Fulltone's just released two epic EPs meshing sounds and utilising a broad range of ethnically-diverse instruments.
Amr Khaled is the mastermind behind music project Fulltone, a musical ensemble consisting mainly of the man himself, but also returning members that come on to support him with his live shows.
Gaining major popularity after participating in Electrum Records’ Student DJ Program, Fulltone quickly rose through the ranks of Egypt’s electronic music producers, gaining momentum through a string of successful releases on a couple of international labels, and even more when Nacelle’s Tito started booking their live show for his parties.
Earlier this month, Fulltone released two EPs on two different labels; Wise People on Orient Art and The Valley on Black Hills Recordings - sub label of Under Your Skin Records. Both EPs touch on Fulltone’s irrefutable vibe, two different styles that might not be directly attached, but compliment each other perfectly.
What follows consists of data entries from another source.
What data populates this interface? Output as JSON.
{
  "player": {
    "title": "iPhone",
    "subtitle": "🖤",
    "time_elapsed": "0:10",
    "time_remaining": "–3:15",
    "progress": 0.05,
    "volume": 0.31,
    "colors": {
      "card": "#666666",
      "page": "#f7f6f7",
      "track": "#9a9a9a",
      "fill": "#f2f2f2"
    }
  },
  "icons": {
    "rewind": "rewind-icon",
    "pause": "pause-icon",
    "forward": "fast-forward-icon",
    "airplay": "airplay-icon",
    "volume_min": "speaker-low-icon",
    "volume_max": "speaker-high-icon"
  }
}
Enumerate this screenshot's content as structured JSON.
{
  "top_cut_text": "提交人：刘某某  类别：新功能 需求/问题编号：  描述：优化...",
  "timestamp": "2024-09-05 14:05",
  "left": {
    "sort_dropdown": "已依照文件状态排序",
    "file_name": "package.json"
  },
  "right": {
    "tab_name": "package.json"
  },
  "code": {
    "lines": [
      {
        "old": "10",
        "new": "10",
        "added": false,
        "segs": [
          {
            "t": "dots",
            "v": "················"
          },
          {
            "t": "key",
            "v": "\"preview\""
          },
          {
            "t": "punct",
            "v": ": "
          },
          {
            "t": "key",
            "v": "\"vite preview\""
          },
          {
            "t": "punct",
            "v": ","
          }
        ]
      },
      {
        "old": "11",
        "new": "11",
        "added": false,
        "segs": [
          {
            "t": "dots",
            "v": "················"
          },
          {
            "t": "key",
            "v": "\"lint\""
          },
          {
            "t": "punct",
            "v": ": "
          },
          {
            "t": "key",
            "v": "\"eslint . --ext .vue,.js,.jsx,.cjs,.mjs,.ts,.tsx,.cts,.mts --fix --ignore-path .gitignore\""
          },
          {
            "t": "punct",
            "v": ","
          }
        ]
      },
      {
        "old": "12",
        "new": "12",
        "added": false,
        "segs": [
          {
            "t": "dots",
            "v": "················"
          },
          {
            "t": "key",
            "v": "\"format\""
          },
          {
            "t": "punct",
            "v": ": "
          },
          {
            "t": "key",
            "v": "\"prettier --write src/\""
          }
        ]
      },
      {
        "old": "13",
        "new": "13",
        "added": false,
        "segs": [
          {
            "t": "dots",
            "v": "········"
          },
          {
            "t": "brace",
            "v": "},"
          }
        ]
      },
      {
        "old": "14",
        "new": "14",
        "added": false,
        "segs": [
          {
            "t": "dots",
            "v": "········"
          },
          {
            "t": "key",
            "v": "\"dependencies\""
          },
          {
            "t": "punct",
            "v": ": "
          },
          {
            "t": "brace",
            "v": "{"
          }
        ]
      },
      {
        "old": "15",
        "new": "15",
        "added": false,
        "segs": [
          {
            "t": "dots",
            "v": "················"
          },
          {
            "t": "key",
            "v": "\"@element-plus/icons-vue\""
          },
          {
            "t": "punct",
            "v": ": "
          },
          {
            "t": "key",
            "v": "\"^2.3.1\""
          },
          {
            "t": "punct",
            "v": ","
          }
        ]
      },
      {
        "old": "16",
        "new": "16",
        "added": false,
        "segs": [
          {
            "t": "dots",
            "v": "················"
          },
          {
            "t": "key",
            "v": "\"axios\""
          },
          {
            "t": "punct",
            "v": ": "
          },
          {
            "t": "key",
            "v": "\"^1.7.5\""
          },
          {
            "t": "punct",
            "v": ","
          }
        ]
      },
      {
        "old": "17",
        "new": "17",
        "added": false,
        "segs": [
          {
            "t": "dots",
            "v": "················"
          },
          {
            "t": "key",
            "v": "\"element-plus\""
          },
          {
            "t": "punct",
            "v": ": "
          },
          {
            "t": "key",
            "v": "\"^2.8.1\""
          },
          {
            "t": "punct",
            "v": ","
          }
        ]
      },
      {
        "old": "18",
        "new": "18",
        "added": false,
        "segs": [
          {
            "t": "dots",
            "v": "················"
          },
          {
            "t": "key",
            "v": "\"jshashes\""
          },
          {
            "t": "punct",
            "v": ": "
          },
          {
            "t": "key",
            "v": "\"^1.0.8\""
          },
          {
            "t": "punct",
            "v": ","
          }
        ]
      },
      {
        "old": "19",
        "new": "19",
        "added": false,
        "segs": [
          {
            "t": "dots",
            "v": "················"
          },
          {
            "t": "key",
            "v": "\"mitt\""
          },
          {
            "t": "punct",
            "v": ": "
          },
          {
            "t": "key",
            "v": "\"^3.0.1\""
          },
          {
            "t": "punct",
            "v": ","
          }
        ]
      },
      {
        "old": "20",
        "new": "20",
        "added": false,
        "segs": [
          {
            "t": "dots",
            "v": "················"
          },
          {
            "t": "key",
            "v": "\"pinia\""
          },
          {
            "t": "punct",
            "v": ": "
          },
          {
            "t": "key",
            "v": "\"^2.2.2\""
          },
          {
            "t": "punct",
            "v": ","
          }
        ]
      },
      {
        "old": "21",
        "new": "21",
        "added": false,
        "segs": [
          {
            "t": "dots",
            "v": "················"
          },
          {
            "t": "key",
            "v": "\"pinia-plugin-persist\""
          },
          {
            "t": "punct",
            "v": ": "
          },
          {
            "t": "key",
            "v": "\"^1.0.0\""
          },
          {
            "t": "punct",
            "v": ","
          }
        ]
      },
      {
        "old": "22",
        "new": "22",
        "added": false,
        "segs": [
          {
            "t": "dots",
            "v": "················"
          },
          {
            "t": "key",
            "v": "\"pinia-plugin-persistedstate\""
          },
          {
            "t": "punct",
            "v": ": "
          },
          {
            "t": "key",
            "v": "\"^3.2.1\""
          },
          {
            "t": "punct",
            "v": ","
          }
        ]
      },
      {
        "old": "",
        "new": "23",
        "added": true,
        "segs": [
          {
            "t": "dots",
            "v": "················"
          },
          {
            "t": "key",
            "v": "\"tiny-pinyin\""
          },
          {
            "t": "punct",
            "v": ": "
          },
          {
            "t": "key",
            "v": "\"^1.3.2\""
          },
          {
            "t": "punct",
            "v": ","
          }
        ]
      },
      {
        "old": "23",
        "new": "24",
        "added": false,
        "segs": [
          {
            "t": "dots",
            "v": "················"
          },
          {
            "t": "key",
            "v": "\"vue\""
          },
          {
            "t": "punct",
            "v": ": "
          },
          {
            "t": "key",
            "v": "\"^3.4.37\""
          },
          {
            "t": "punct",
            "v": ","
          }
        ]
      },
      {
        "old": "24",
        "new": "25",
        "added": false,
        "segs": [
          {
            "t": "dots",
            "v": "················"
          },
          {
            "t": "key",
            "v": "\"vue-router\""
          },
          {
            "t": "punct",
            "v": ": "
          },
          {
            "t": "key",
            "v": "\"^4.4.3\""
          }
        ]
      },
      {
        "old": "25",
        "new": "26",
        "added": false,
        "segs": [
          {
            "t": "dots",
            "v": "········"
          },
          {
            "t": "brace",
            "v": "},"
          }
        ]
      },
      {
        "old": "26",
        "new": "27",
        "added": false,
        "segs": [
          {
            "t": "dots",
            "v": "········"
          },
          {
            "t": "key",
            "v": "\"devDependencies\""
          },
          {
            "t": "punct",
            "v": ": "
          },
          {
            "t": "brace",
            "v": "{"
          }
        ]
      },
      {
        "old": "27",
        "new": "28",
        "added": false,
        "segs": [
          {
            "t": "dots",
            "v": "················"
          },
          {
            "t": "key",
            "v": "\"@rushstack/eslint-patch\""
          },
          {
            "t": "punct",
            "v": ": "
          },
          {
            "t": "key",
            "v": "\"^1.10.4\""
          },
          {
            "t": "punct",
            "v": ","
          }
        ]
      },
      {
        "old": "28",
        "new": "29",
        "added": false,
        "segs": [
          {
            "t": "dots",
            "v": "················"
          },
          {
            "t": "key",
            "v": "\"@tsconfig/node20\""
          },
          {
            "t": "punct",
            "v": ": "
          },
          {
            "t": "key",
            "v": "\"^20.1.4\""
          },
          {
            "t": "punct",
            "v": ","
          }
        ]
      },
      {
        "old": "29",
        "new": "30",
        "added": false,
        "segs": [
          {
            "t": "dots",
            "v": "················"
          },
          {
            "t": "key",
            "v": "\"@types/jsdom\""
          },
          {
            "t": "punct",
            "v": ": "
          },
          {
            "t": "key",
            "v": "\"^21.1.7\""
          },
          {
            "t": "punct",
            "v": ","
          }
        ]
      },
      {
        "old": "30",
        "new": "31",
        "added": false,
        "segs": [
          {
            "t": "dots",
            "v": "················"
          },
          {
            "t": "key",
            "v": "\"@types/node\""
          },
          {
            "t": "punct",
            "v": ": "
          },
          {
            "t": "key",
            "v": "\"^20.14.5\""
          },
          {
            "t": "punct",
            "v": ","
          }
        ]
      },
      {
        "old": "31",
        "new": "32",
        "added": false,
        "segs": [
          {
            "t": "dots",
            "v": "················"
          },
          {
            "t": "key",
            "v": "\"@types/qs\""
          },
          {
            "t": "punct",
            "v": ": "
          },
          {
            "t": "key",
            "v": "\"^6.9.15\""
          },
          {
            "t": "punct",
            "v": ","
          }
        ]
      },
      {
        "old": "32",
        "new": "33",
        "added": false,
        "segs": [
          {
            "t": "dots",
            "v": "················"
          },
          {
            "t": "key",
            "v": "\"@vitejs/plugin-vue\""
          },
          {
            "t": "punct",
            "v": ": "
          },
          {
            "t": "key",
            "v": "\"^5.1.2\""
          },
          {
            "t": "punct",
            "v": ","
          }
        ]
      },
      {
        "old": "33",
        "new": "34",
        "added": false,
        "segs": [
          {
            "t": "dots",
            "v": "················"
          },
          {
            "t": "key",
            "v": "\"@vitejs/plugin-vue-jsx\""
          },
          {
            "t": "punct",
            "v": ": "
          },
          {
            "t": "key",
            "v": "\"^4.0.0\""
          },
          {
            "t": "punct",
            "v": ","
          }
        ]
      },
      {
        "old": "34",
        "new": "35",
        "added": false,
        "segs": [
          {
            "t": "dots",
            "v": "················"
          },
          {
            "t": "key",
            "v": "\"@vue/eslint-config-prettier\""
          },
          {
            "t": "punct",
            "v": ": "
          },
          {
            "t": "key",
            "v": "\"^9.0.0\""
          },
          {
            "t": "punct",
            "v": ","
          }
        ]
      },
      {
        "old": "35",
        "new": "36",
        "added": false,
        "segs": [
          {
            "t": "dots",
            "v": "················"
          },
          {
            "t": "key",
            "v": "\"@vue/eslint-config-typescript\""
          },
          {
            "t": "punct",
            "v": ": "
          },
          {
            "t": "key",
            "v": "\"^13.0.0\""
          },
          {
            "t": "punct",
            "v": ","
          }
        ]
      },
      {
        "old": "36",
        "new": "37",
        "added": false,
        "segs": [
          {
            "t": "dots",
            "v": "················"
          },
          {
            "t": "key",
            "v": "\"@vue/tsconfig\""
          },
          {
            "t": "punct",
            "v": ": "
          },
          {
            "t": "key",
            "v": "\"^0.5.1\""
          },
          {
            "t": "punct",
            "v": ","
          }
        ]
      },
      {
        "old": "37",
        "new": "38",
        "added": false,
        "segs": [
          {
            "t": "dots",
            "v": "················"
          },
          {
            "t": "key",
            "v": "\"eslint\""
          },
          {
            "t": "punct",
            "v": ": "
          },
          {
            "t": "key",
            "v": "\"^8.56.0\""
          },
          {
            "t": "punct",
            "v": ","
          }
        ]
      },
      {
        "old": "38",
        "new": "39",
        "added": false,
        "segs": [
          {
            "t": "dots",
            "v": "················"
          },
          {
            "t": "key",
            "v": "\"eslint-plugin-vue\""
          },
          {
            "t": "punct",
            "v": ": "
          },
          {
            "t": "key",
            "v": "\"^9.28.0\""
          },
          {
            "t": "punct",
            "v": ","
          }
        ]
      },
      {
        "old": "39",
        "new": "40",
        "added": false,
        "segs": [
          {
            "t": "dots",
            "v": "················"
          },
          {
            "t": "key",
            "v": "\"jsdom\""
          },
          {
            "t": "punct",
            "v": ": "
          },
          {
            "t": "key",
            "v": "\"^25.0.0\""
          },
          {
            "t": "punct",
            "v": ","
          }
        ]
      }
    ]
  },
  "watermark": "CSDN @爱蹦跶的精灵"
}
Fulltone the project is concerned with the live performances, it invites musicians to support Khaled, but in the studio, Fulltone is all about Khaled, it is his vision and multi-instrumental talents that forge the tracks.
Khaled’s extensive collection of ethnic instruments is nowhere more evident than on both of these EPs - Wise People and The Valley. Earlier this month, following what was surely one of the best live sets at this year's Sandbox, the two releases came to cement the artist as one of the leading music producers in the country.
On Wise People, the artist delivers four tracks, all laden with instruments from different cultures around the world. A Greek bouzouki, a Turkish saz - also known as a bağlama - appear in the strings section, and Nepalese percussions govern the rhythm. The bass line is handled by the Roland JX8P analog, its composition pushes the EP towards deep house with a decidedly ethereal vibe. Some of the tracks on the Orient Art release are not very club-friendly, not the kind of music you can listen to on a regular weekend quickie at your local club. Consisting of four tracks, the EP in its entirety is a very sophisticated sound, and although it might not necessarily carry a message or underlying theme, it is a heavy listen. The second release, however, packs a less subtle punch.
The Valley is much shorter, with only three tracks. More precise and to the point, delivering a powerful boost of upward-driving energy. On this release also appears a couple of more traditional instruments, mainly a Turkish cümbüş and a handmade Spanish guitar.The first track serves as an ice-breaker, it is a bit restrained - repetitive at parts, picking up around the main break and drop. Quicksand, though, is prime dance floor material, tucked between two tracks, it forms the heart of this release. Clocking in at just under six minutes, it’s a combination of the artist's signature ethereal strings, retaining a much more solid composure. The final track Caravan is less intense and smooth, running on till the end - a perfect closing track.
Photo: CairoZoom/Eslam Piko